Monday, April 7, 2008

Knit One, Teach One...

Photo by Thom Quine (permission posted on Flikr) Original caption: Residents of the island of Taquile on Lake Titicaca make a living subsistence farming and knitting the wool from their sheep and alpacas. The men do the knitting, the women the spinning. As tourism has grown, the value of their knitting has grown with it, and we were told the best knitters "get all the girls".

This weekend I had the pleasure of teaching a friend to knit. A first lesson only takes an hour or so, involving only the basic knit and purl stitch...then the remaining learning and "getting it into the fingers" is a matter of practice. She is left-handed, and so my continental style of knitting was the right fit for her, and as she was a quick understudy, the time spent in teaching was negligible. When I was an intern studying Emergency Medicine, we had a motto: "See one, do one, teach one." This philosophy ensured repetition and thereby certainty of learning the skill, but also a rapid dissemination of medical knowledge - an important factor in a situation where medical staff are routinely overwhelmed by patient load and need as many trained hands as possible. Still, though I was not teaching a "life and death" skill, and though she was only one student, and though my instruction was short in duration, this lesson somehow felt more meaningful than all the medical teaching I have done over my years of clinical practice.

My mother recently recommended the book, The Knitting Sutra: Craft as Spiritual Practice, by Susan Gordon Lydon - and as I reflected on my teaching, I was reminded of this deeply insightful book. Until I taught my friend this craft, I was a "dead end" in the world of knitters - I was taught by my mother, and within me the knowledge sat. Sharing this skill felt akin to opening the channels within and allowing the knowledge to flow through me into the next vessel in the ring- I have symbolically entered into the greater body of knitters and, if you follow The Knitting Sutra, of history:

"To knit is to be freed from time and the constraints of everyday life, to take our place at the table of the ancients, to claim citizenship of the entire planetary culture and relationship with the widest community of people from the present and the past. The humble knitter sites in the center between heaven and earth. As she spins the yarn to make her sacred cloth, invisible threads connect her to both God and Mother Earth."

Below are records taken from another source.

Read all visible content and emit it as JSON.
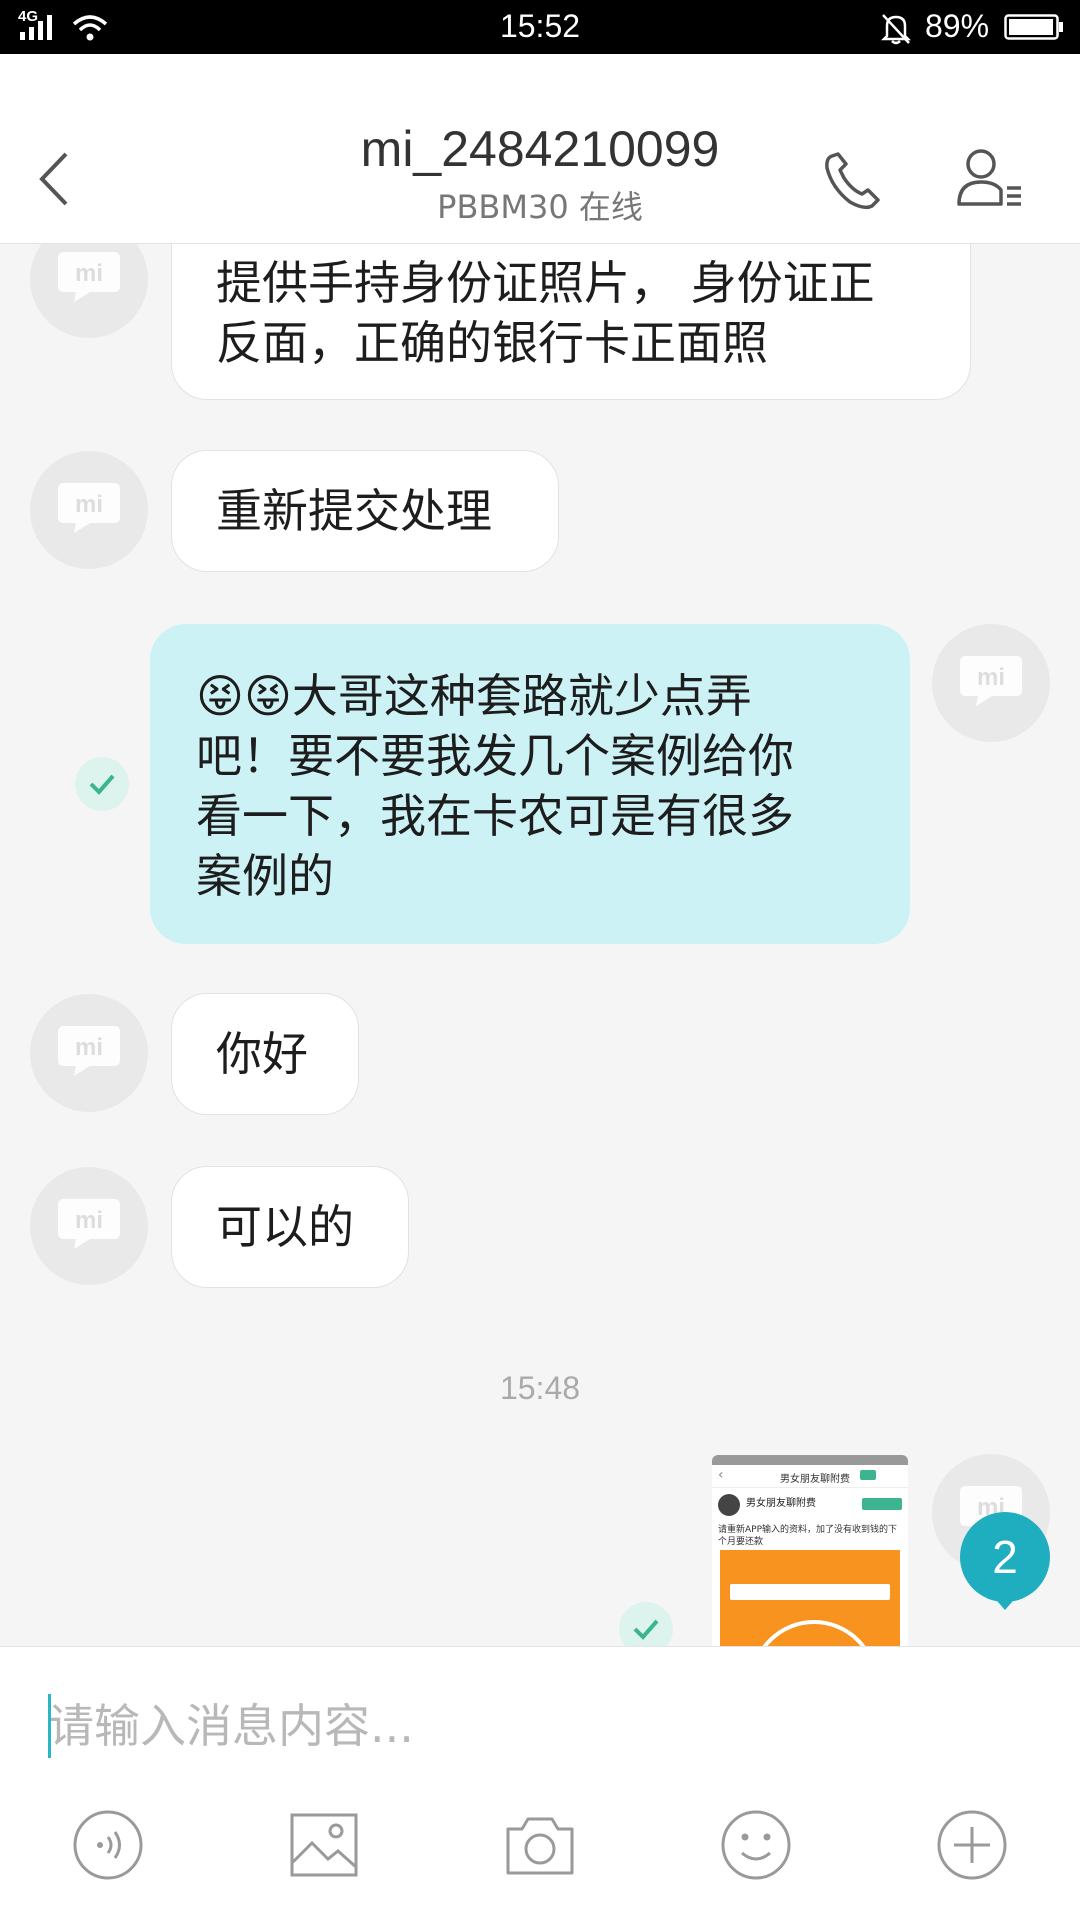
{
  "status_bar": {
    "network": "4G",
    "time": "15:52",
    "battery": "89%"
  },
  "header": {
    "title": "mi_2484210099",
    "subtitle": "PBBM30 在线"
  },
  "messages": [
    {
      "side": "left",
      "text_line1": "提供手持身份证照片， 身份证正",
      "text_line2": "反面，正确的银行卡正面照"
    },
    {
      "side": "left",
      "text": "重新提交处理"
    },
    {
      "side": "right",
      "emoji": "😝😝",
      "line1": "大哥这种套路就少点弄",
      "line2": "吧！要不要我发几个案例给你",
      "line3": "看一下，我在卡农可是有很多",
      "line4": "案例的"
    },
    {
      "side": "left",
      "text": "你好"
    },
    {
      "side": "left",
      "text": "可以的"
    }
  ],
  "timestamp": "15:48",
  "image_message": {
    "thumb_title": "男女朋友聊附费",
    "thumb_name": "男女朋友聊附费",
    "thumb_line": "请重新APP输入的资料，加了没有收到钱的下个月要还款"
  },
  "unread_badge": "2",
  "input": {
    "placeholder": "请输入消息内容..."
  },
  "toolbar_icons": [
    "voice-icon",
    "image-icon",
    "camera-icon",
    "emoji-icon",
    "plus-icon"
  ]
}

With this simple lesson of knitting and purling, I have created a bond with a friend that we will both carry forever. Every knitter I have ever met speaks of their teacher as one who walks on hallowed ground...greater than a mortal teacher and more akin to the spiritual guide who merely points the way, inspiring the student to find their own greatness within. Until she is an old lady, finding consolation or inspiration in her knitting, she will be able to recall the person who first brought her into the fold.

Ravelry, an online consortium of knitters and crocheters, was started in May 2007, by March of 2008 there were 100,000 members...let me say that again...100,000 members. I wonder how many other organizations boast that many online members. In my urban home, we can't even get this many people out to vote. These 100,000 members sit quietly at their computers...largely unnoticed... maintaining the ancient secret society... connected by the Knitting Sutra, from which we derive the medical word suture (thread) - a connective cord which binds us all together.

1 comment:

Elizabeth said...

I am the friend in question, now halfway through my first knitted creation. I must say that several other people have tried to teach me in the past without success; whether it's the continental style, my internal readiness or my wonderful teacher that did the trick this time I don't know - probably all of the above!

I'm making a scarf for my husband, who, predictably, says he'll accept it if it doesn't have too many mistakes. Luckily, the yarn I picked hides a multitude of sins.

I'm a teacher, and already one student I've met with has pulled out her knitting once she saw mine, and we had a very satisfying and companionable conference knitting together (and she helped me when I dropped a stitch).

I'm loving knitting - thank you Karin (and I'll need you soon to show me how to finish it)!